We’re simply a family on a journey to get out of debt. We haven’t gone to a restaurant on our own dime in months. Our total entertainment spending for our family of six for the last three months comes in at a whopping $41.54. We are happy as we are and no longer use entertainment as a way to pick ourselves up from emotional crashes because the causes behind the emotional crashes are largely under control.
I think a lot of deep sleep debtors are in the situations they’re in for this same reason: they’re trying to find happiness through spending and not realizing that there are deeply-hidden problems that are taking away their happiness and that the spending solution is only temporary.

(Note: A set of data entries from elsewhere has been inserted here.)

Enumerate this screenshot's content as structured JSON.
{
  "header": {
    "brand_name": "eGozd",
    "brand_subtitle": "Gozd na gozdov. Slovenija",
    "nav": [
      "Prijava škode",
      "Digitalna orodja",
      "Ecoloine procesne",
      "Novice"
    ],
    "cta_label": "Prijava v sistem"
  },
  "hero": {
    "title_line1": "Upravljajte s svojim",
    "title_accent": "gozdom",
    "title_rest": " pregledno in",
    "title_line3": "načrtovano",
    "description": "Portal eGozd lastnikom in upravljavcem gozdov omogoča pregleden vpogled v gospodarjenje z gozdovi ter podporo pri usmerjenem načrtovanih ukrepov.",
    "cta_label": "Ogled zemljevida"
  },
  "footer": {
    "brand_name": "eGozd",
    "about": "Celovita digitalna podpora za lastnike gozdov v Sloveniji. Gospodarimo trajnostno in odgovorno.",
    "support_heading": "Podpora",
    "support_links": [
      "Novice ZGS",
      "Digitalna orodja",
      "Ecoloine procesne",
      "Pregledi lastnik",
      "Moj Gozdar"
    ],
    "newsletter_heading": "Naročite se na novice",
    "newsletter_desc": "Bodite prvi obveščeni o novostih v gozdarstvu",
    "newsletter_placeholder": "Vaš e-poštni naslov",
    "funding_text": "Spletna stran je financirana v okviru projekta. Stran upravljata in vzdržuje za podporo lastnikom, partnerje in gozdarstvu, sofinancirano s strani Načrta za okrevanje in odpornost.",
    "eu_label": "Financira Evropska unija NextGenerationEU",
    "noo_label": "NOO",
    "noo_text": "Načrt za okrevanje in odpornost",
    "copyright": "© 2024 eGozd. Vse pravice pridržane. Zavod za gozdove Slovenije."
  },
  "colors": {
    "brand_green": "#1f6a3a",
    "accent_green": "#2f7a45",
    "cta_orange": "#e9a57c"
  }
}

I see this as I look at loved ones around us who are still caught in the emotional spending cycle. They work, work, work to achieve joy/acceptance/peace through spending money but end up as disappointed as they were in the first place – only deeper in debt.

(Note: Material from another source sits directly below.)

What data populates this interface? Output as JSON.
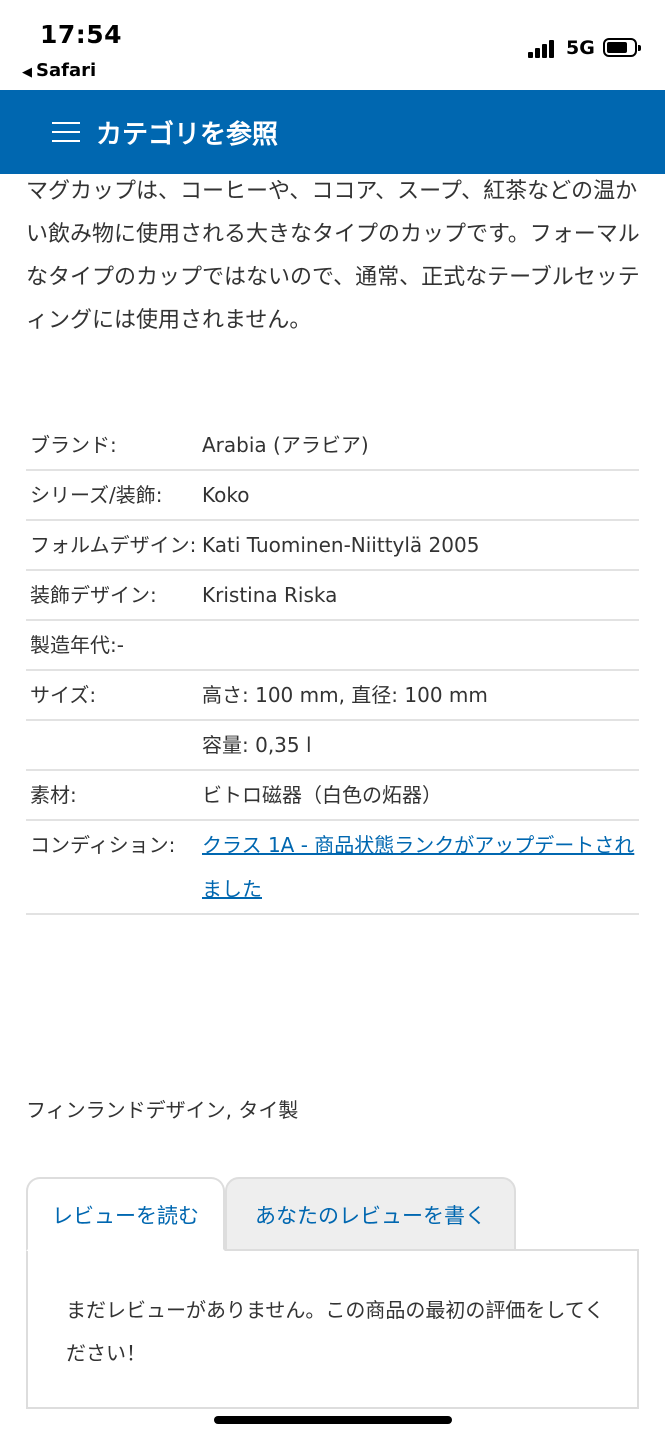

How to Help
When I think about how people could’ve helped us when we were financially clueless, I think the best they could’ve done was planted seeds. People planted seeds with us for years. We even took Dave Ramsey’s course when we were younger, but it didn’t do us much good because we hadn’t gotten to the root of the spending problem. We hadn’t truly understood what was causing us to be okay with spending beyond our means.

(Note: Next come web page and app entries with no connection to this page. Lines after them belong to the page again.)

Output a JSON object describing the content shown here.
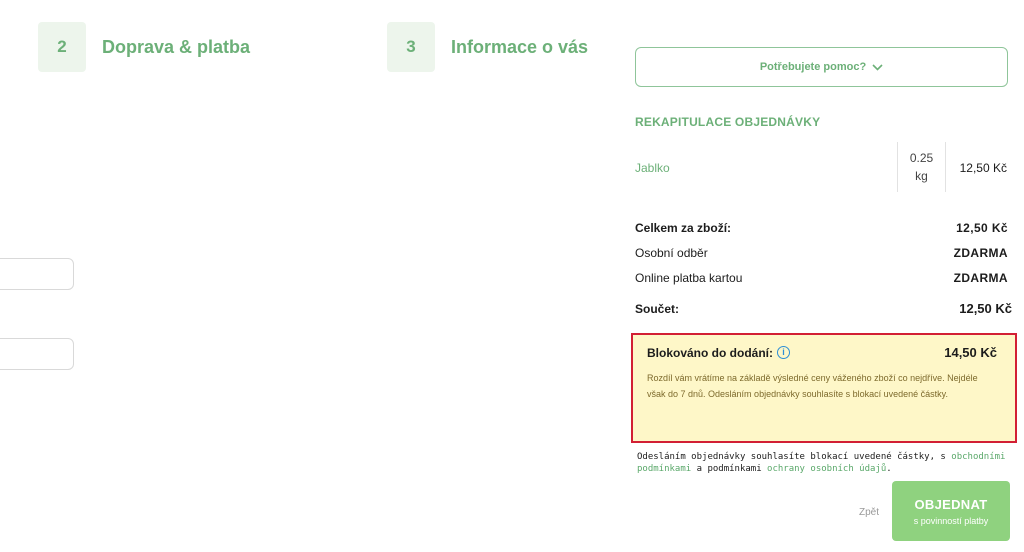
{
  "steps": [
    {
      "number": "2",
      "label": "Doprava & platba"
    },
    {
      "number": "3",
      "label": "Informace o vás"
    }
  ],
  "help": {
    "label": "Potřebujete pomoc?",
    "icon": "chevron-down-icon"
  },
  "recap": {
    "title": "REKAPITULACE OBJEDNÁVKY",
    "items": [
      {
        "name": "Jablko",
        "qty_value": "0.25",
        "qty_unit": "kg",
        "price": "12,50 Kč"
      }
    ],
    "goods_total_label": "Celkem za zboží:",
    "goods_total_value": "12,50 Kč",
    "shipping_label": "Osobní odběr",
    "shipping_value": "ZDARMA",
    "payment_label": "Online platba kartou",
    "payment_value": "ZDARMA",
    "sum_label": "Součet:",
    "sum_value": "12,50 Kč"
  },
  "blocked": {
    "title": "Blokováno do dodání:",
    "amount": "14,50 Kč",
    "text": "Rozdíl vám vrátíme na základě výsledné ceny váženého zboží co nejdříve. Nejdéle však do 7 dnů. Odesláním objednávky souhlasíte s blokací uvedené částky.",
    "border_color": "#d21f34",
    "background": "#fef7c8"
  },
  "terms": {
    "prefix": "Odesláním objednávky souhlasíte blokací uvedené částky, s ",
    "link1": "obchodními podmínkami",
    "middle": " a podmínkami ",
    "link2": "ochrany osobních údajů",
    "suffix": "."
  },
  "actions": {
    "back": "Zpět",
    "order": "OBJEDNAT",
    "order_sub": "s povinností platby"
  },
  "colors": {
    "accent": "#6cb078",
    "button": "#8fd27f"
  }
}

And honestly, we weren’t emotionally ready to get to the root of the problems for many, many years. The hurts were still too fresh, but I think these two things would’ve helped us get ready earlier.
Shower Them With Unconditional Love
Deep sleep debting is often caused by very, very painful experiences that are hard to face up to, and I think one of the best things outsiders can do to help a deep sleep debtor is to show them lots and lots of unconditional love. Unconditional love is hard to find in today’s world, and seeing others through the eyes of Christ will help you to be a giver of unconditional love and will soften the heart of a deep sleep debtor toward you, making them more open to your advice.
Share Your Victories
Not in a judgmental way but just in a way that shows how excited you are to be free. When the opportunity arises, share what you found was causing your emotional spending, how you dealt with it and how it’s freed the hold money and spending had on you. Share when it’s appropriate and be careful not to come off as condescending or judgy.
I know that Ruth sharing her story has led to more than a few people asking her how she did it, and in the process has inspired them to start their own journeys to debt freedom. I think that’s because Ruth has been so open about her and DH’s story when she feels led to be.
Deep sleep debting is a huge, huge problem in today’s first world countries. And I think if those who’ve broken free of its chains keep working to help when they have the chance, we can indeed make a difference to the people within our sphere of influence.
What has your experience with deep sleep debting been? How have you been able to work toward overcoming it? What tips do you have for helping those still struggling with deep sleep debting?